(Dataset rows for apps and sites)
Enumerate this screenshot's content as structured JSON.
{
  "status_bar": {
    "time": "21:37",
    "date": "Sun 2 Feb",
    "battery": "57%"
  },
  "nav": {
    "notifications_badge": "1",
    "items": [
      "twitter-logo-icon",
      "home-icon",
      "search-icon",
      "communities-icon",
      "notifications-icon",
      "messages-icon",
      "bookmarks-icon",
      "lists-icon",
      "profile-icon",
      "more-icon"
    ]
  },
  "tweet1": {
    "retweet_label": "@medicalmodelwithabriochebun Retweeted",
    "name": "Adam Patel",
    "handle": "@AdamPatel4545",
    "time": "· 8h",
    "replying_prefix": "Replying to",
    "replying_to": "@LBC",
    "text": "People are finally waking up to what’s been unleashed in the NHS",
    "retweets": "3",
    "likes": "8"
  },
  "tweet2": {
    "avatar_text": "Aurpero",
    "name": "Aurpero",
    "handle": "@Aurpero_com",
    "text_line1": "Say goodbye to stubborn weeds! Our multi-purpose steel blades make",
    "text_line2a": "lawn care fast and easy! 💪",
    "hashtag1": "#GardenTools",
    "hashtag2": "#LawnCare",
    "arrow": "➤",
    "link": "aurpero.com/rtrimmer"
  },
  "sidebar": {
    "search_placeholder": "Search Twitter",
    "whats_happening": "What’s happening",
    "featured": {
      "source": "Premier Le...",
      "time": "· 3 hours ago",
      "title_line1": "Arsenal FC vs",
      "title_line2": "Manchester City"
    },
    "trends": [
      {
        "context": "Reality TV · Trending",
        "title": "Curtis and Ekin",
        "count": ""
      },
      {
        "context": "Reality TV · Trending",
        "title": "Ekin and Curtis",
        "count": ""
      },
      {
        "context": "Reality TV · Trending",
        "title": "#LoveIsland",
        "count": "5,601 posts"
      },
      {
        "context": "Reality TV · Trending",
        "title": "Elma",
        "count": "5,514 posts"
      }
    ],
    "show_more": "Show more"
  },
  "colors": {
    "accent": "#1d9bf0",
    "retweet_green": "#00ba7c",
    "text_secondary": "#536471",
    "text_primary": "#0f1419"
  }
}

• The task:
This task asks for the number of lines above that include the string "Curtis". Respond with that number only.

• Task result:
2